Since those early days, TBEX has become the world’s largest travel blogging conference, with events held annually in North America, Europe, and Asia Pacific. With more than 600 bloggers and travel industry representatives attending each conference, the intimacy of the inaugural event no longer exists. And though the conference purports to offer sessions for all levels of bloggers, most seminars and workshops are more suitable for newbies than for old-timers like myself.

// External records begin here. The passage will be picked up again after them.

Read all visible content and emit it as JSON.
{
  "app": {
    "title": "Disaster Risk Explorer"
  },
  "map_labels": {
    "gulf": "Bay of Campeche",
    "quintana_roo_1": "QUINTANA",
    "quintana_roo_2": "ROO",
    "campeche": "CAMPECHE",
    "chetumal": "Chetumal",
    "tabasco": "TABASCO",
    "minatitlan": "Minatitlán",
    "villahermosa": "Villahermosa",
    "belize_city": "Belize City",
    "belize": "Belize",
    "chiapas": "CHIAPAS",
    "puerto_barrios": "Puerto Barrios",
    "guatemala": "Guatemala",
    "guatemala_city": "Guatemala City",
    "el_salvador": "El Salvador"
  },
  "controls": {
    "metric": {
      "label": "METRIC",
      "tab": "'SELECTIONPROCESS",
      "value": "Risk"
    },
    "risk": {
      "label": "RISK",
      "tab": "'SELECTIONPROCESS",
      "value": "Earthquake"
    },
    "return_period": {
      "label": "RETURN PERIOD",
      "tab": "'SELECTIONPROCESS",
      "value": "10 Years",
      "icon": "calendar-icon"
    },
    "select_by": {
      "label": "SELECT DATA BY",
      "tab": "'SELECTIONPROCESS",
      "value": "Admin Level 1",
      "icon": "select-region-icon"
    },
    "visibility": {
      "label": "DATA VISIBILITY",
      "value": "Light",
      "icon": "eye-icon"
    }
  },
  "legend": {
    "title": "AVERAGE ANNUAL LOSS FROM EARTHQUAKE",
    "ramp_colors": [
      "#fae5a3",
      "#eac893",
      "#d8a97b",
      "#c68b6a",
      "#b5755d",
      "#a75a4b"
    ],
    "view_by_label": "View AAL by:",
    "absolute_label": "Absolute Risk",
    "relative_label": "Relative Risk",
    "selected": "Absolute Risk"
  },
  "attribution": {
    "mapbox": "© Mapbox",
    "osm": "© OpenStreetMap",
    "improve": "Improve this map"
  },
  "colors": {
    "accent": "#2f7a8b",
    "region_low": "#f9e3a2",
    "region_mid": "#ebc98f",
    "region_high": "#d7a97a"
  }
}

There were a couple of notable exceptions in Manila, including a workshop conducted by Linda Aksomitis titled Writing and Publishing Your E-Book. Linda has been an acquisitions editor for an e-publisher and has self-published a dozen books in print and ebook format. Since I’m in the process of writing my first eBook, the full-day session was immensely helpful to me. I also heard glowing reports about the two-day workshop, Building a Better Brand, conducted by Bret Love and Mary Gabbett of Green Global Travel. Unlike other events at TBEX, which are generally included in the price of the ticket, Bret and Mary’s branding workshop cost an additional $200, but several attendees told me it was worth every penny. Read More
Click on title to view photo in large format. The very moving Brothers in Arms sculpture on Corregidor Island in Manila, Philippines honors the American and Filipino servicemen who fought in the Pacific Theater during World War Two. The piece stands at the entrance to the Pacific War Memorial, which was built by the U.S. government in 1968 at a cost of three million dollars. The memorial is located on “Topside,” the highest point of the island. A pathway behind the sculpture leads to Read More
Click on title to view photo in large format. Corregidor Island Lighthouse sits on the highest point of the island of Corregidor in the Philippines. The original lighthouse, completed in 1853, guided ships through the narrow Manila Bay passageway to the port of Manila. The lighthouse functioned continuously until World War Two. By that time, Corregidor Island had become a U.S. military installation. By order of the American Navy, its light was extinguished when Japanese invaded Read More